Exercise goal:
All of the data below is to be copied exactly.

(Items from a dataset)
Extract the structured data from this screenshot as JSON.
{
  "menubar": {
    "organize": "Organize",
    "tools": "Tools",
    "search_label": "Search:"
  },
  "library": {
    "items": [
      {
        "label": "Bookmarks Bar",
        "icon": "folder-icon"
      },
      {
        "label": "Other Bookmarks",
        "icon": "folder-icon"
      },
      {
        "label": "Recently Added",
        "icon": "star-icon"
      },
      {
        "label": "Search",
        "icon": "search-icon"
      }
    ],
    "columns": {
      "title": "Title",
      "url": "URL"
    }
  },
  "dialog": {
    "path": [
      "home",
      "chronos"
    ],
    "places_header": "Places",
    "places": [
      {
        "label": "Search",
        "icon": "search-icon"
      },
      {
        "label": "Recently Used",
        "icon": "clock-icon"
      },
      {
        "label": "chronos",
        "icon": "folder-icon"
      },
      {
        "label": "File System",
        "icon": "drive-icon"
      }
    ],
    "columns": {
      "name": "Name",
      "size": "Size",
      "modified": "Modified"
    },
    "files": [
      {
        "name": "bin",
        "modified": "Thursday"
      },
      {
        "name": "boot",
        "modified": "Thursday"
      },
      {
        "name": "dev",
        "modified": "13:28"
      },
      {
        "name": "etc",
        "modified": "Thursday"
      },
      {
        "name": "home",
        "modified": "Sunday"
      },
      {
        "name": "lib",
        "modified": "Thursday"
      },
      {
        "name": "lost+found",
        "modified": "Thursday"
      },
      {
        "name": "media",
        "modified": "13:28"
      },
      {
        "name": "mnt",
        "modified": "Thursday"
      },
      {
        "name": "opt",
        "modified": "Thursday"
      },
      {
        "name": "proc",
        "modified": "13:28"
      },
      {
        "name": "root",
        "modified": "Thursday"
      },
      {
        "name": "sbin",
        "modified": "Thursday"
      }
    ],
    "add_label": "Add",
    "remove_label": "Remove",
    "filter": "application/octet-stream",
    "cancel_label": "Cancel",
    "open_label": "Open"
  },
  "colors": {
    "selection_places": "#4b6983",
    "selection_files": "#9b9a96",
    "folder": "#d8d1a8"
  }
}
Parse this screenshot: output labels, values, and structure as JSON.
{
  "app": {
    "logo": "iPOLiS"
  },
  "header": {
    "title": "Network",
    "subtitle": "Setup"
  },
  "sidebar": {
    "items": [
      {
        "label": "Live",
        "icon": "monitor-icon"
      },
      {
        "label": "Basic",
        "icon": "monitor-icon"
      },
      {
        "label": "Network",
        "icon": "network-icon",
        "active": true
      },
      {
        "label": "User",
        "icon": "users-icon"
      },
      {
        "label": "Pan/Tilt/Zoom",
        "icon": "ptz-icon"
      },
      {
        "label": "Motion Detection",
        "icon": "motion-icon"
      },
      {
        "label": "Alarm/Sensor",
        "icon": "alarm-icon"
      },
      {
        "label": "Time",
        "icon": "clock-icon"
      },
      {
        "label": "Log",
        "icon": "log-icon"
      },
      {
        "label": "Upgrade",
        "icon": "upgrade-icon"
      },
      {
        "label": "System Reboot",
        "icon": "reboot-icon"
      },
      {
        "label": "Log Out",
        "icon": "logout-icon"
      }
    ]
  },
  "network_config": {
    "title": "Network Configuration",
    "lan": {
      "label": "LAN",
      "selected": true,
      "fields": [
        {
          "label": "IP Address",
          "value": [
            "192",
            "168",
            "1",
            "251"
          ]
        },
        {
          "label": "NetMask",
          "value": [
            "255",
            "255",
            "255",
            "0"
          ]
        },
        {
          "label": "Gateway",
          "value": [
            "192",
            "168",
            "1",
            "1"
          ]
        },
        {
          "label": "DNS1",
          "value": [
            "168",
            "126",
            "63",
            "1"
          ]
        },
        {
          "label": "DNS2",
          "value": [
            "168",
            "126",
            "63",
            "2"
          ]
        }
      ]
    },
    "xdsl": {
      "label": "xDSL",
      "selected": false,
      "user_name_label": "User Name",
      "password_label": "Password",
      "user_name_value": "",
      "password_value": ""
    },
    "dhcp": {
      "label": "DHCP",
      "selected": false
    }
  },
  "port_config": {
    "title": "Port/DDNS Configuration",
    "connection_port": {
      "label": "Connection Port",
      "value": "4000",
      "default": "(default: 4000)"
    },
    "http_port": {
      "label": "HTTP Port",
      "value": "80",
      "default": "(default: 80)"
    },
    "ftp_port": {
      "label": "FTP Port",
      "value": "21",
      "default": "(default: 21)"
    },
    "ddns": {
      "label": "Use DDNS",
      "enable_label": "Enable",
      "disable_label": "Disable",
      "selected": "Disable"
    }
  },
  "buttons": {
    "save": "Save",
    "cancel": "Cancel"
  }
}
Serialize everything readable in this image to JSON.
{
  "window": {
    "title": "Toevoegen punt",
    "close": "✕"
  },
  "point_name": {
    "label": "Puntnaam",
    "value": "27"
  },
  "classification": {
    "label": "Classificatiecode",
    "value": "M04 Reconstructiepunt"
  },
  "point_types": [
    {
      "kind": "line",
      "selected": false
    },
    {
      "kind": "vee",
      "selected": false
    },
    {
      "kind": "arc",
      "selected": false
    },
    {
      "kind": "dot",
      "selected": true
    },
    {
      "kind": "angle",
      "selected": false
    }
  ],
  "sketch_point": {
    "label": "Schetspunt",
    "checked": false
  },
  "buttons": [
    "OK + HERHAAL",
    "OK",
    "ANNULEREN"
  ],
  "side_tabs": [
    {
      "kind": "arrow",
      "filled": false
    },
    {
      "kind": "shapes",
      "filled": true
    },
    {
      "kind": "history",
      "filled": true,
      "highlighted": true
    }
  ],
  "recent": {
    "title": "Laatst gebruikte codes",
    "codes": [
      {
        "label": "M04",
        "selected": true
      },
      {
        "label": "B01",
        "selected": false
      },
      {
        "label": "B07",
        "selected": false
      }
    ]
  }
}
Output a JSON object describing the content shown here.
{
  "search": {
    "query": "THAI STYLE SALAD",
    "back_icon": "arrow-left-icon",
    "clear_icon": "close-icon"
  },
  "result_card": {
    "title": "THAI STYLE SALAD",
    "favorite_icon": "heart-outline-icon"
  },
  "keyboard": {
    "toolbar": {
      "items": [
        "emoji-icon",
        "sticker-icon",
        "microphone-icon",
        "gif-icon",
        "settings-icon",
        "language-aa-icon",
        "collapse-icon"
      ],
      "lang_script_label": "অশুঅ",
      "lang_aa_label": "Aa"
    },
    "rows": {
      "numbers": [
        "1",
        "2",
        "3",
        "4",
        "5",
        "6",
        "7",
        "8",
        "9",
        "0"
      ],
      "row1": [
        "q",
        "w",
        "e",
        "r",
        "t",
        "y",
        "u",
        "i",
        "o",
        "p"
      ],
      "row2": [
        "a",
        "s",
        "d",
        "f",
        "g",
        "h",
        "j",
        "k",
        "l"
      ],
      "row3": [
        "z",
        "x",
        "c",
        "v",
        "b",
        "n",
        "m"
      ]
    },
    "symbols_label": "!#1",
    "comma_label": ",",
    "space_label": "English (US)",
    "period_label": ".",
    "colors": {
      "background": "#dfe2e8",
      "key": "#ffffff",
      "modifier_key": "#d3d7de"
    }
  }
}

Answer to this exercise:
Extract the structured data from this screenshot as JSON.
{
  "menubar": {
    "organize": "Organize",
    "tools": "Tools",
    "search_label": "Search:"
  },
  "library": {
    "items": [
      {
        "label": "Bookmarks Bar",
        "icon": "folder-icon"
      },
      {
        "label": "Other Bookmarks",
        "icon": "folder-icon"
      },
      {
        "label": "Recently Added",
        "icon": "star-icon"
      },
      {
        "label": "Search",
        "icon": "search-icon"
      }
    ],
    "columns": {
      "title": "Title",
      "url": "URL"
    }
  },
  "dialog": {
    "path": [
      "home",
      "chronos"
    ],
    "places_header": "Places",
    "places": [
      {
        "label": "Search",
        "icon": "search-icon"
      },
      {
        "label": "Recently Used",
        "icon": "clock-icon"
      },
      {
        "label": "chronos",
        "icon": "folder-icon"
      },
      {
        "label": "File System",
        "icon": "drive-icon"
      }
    ],
    "columns": {
      "name": "Name",
      "size": "Size",
      "modified": "Modified"
    },
    "files": [
      {
        "name": "bin",
        "modified": "Thursday"
      },
      {
        "name": "boot",
        "modified": "Thursday"
      },
      {
        "name": "dev",
        "modified": "13:28"
      },
      {
        "name": "etc",
        "modified": "Thursday"
      },
      {
        "name": "home",
        "modified": "Sunday"
      },
      {
        "name": "lib",
        "modified": "Thursday"
      },
      {
        "name": "lost+found",
        "modified": "Thursday"
      },
      {
        "name": "media",
        "modified": "13:28"
      },
      {
        "name": "mnt",
        "modified": "Thursday"
      },
      {
        "name": "opt",
        "modified": "Thursday"
      },
      {
        "name": "proc",
        "modified": "13:28"
      },
      {
        "name": "root",
        "modified": "Thursday"
      },
      {
        "name": "sbin",
        "modified": "Thursday"
      }
    ],
    "add_label": "Add",
    "remove_label": "Remove",
    "filter": "application/octet-stream",
    "cancel_label": "Cancel",
    "open_label": "Open"
  },
  "colors": {
    "selection_places": "#4b6983",
    "selection_files": "#9b9a96",
    "folder": "#d8d1a8"
  }
}
Parse this screenshot: output labels, values, and structure as JSON.
{
  "app": {
    "logo": "iPOLiS"
  },
  "header": {
    "title": "Network",
    "subtitle": "Setup"
  },
  "sidebar": {
    "items": [
      {
        "label": "Live",
        "icon": "monitor-icon"
      },
      {
        "label": "Basic",
        "icon": "monitor-icon"
      },
      {
        "label": "Network",
        "icon": "network-icon",
        "active": true
      },
      {
        "label": "User",
        "icon": "users-icon"
      },
      {
        "label": "Pan/Tilt/Zoom",
        "icon": "ptz-icon"
      },
      {
        "label": "Motion Detection",
        "icon": "motion-icon"
      },
      {
        "label": "Alarm/Sensor",
        "icon": "alarm-icon"
      },
      {
        "label": "Time",
        "icon": "clock-icon"
      },
      {
        "label": "Log",
        "icon": "log-icon"
      },
      {
        "label": "Upgrade",
        "icon": "upgrade-icon"
      },
      {
        "label": "System Reboot",
        "icon": "reboot-icon"
      },
      {
        "label": "Log Out",
        "icon": "logout-icon"
      }
    ]
  },
  "network_config": {
    "title": "Network Configuration",
    "lan": {
      "label": "LAN",
      "selected": true,
      "fields": [
        {
          "label": "IP Address",
          "value": [
            "192",
            "168",
            "1",
            "251"
          ]
        },
        {
          "label": "NetMask",
          "value": [
            "255",
            "255",
            "255",
            "0"
          ]
        },
        {
          "label": "Gateway",
          "value": [
            "192",
            "168",
            "1",
            "1"
          ]
        },
        {
          "label": "DNS1",
          "value": [
            "168",
            "126",
            "63",
            "1"
          ]
        },
        {
          "label": "DNS2",
          "value": [
            "168",
            "126",
            "63",
            "2"
          ]
        }
      ]
    },
    "xdsl": {
      "label": "xDSL",
      "selected": false,
      "user_name_label": "User Name",
      "password_label": "Password",
      "user_name_value": "",
      "password_value": ""
    },
    "dhcp": {
      "label": "DHCP",
      "selected": false
    }
  },
  "port_config": {
    "title": "Port/DDNS Configuration",
    "connection_port": {
      "label": "Connection Port",
      "value": "4000",
      "default": "(default: 4000)"
    },
    "http_port": {
      "label": "HTTP Port",
      "value": "80",
      "default": "(default: 80)"
    },
    "ftp_port": {
      "label": "FTP Port",
      "value": "21",
      "default": "(default: 21)"
    },
    "ddns": {
      "label": "Use DDNS",
      "enable_label": "Enable",
      "disable_label": "Disable",
      "selected": "Disable"
    }
  },
  "buttons": {
    "save": "Save",
    "cancel": "Cancel"
  }
}
Serialize everything readable in this image to JSON.
{
  "window": {
    "title": "Toevoegen punt",
    "close": "✕"
  },
  "point_name": {
    "label": "Puntnaam",
    "value": "27"
  },
  "classification": {
    "label": "Classificatiecode",
    "value": "M04 Reconstructiepunt"
  },
  "point_types": [
    {
      "kind": "line",
      "selected": false
    },
    {
      "kind": "vee",
      "selected": false
    },
    {
      "kind": "arc",
      "selected": false
    },
    {
      "kind": "dot",
      "selected": true
    },
    {
      "kind": "angle",
      "selected": false
    }
  ],
  "sketch_point": {
    "label": "Schetspunt",
    "checked": false
  },
  "buttons": [
    "OK + HERHAAL",
    "OK",
    "ANNULEREN"
  ],
  "side_tabs": [
    {
      "kind": "arrow",
      "filled": false
    },
    {
      "kind": "shapes",
      "filled": true
    },
    {
      "kind": "history",
      "filled": true,
      "highlighted": true
    }
  ],
  "recent": {
    "title": "Laatst gebruikte codes",
    "codes": [
      {
        "label": "M04",
        "selected": true
      },
      {
        "label": "B01",
        "selected": false
      },
      {
        "label": "B07",
        "selected": false
      }
    ]
  }
}
Output a JSON object describing the content shown here.
{
  "search": {
    "query": "THAI STYLE SALAD",
    "back_icon": "arrow-left-icon",
    "clear_icon": "close-icon"
  },
  "result_card": {
    "title": "THAI STYLE SALAD",
    "favorite_icon": "heart-outline-icon"
  },
  "keyboard": {
    "toolbar": {
      "items": [
        "emoji-icon",
        "sticker-icon",
        "microphone-icon",
        "gif-icon",
        "settings-icon",
        "language-aa-icon",
        "collapse-icon"
      ],
      "lang_script_label": "অশুঅ",
      "lang_aa_label": "Aa"
    },
    "rows": {
      "numbers": [
        "1",
        "2",
        "3",
        "4",
        "5",
        "6",
        "7",
        "8",
        "9",
        "0"
      ],
      "row1": [
        "q",
        "w",
        "e",
        "r",
        "t",
        "y",
        "u",
        "i",
        "o",
        "p"
      ],
      "row2": [
        "a",
        "s",
        "d",
        "f",
        "g",
        "h",
        "j",
        "k",
        "l"
      ],
      "row3": [
        "z",
        "x",
        "c",
        "v",
        "b",
        "n",
        "m"
      ]
    },
    "symbols_label": "!#1",
    "comma_label": ",",
    "space_label": "English (US)",
    "period_label": ".",
    "colors": {
      "background": "#dfe2e8",
      "key": "#ffffff",
      "modifier_key": "#d3d7de"
    }
  }
}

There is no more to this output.